(Exercise data Opens)
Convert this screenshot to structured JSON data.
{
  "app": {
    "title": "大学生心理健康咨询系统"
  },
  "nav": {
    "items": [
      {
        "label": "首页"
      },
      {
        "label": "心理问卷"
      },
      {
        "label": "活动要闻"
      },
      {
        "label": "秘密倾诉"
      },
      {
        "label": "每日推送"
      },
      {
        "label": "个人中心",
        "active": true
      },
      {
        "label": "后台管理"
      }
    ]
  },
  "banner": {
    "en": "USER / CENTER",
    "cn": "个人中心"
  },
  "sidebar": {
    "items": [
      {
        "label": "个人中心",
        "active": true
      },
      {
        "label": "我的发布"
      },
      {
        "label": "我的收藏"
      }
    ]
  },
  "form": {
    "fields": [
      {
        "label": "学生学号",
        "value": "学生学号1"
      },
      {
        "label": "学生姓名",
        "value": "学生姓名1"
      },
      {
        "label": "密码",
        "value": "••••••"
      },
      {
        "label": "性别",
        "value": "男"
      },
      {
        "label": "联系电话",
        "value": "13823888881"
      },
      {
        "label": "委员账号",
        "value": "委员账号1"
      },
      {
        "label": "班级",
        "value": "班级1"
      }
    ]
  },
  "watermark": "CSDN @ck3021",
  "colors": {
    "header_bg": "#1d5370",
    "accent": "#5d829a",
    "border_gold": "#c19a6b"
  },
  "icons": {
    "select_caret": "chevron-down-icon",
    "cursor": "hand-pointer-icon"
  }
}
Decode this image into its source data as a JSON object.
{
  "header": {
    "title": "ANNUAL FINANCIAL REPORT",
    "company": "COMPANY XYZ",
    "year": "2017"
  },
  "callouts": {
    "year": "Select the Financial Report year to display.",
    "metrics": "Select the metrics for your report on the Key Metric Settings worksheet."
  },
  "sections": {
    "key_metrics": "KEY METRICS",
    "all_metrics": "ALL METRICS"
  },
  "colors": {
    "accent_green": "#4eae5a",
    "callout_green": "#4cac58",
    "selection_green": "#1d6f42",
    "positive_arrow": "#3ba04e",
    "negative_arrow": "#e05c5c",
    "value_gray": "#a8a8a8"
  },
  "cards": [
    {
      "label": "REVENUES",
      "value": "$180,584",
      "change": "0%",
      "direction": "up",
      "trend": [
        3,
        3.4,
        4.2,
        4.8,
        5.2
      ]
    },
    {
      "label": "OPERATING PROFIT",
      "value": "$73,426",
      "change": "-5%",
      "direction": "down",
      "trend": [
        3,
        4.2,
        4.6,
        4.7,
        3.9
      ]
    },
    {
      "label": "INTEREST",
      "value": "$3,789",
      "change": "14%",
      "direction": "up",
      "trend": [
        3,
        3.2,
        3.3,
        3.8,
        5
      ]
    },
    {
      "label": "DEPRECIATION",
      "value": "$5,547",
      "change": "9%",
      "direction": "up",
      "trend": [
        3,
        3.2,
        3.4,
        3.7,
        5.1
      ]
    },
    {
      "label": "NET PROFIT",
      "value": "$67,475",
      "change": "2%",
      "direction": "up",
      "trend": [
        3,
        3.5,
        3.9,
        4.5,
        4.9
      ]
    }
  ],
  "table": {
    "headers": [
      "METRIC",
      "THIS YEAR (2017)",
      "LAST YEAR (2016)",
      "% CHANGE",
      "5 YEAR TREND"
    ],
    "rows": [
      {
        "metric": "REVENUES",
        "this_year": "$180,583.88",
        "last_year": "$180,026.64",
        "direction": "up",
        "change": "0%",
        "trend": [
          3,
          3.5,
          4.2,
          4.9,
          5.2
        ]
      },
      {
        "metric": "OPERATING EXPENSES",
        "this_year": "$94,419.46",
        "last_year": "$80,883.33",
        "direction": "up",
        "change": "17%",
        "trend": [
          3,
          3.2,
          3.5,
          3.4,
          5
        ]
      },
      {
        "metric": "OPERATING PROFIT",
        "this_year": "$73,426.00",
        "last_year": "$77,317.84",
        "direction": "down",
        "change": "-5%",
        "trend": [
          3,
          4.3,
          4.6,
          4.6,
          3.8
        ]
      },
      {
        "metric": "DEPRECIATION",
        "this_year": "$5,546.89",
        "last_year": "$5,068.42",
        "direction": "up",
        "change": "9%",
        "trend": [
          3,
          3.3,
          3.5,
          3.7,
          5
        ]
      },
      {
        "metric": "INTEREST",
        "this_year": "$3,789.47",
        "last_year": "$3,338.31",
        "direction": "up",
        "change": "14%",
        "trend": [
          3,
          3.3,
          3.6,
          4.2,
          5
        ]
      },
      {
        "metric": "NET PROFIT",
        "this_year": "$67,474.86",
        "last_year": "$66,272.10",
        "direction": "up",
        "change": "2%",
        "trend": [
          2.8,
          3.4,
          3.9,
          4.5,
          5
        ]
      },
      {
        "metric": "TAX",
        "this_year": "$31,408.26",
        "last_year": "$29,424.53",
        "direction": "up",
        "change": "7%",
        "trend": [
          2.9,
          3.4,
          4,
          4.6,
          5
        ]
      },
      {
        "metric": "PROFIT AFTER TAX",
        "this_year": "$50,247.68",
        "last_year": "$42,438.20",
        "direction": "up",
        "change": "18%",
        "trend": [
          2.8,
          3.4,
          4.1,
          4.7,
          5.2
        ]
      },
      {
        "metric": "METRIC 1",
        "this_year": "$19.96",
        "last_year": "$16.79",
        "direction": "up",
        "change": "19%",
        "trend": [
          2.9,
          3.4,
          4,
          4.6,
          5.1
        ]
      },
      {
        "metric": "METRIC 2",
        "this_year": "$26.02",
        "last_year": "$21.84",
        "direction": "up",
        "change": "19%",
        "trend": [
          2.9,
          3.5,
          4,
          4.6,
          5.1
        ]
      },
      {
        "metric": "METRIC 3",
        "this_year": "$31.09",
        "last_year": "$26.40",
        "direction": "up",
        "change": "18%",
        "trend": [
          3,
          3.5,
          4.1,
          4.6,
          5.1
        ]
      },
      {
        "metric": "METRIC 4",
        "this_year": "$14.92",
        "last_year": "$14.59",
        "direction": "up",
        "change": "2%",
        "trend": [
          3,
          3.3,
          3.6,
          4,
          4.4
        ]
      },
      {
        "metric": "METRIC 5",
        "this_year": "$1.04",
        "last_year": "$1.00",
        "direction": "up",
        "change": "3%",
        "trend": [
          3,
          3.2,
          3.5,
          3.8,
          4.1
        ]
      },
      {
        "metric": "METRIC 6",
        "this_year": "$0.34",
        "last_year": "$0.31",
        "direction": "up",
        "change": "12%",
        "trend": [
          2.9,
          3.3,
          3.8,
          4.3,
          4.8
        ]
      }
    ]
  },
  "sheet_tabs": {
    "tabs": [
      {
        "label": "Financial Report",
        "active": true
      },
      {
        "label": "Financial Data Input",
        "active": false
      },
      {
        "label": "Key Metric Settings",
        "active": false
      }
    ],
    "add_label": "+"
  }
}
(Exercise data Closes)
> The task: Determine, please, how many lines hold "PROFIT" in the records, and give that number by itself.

> Response to the task: 5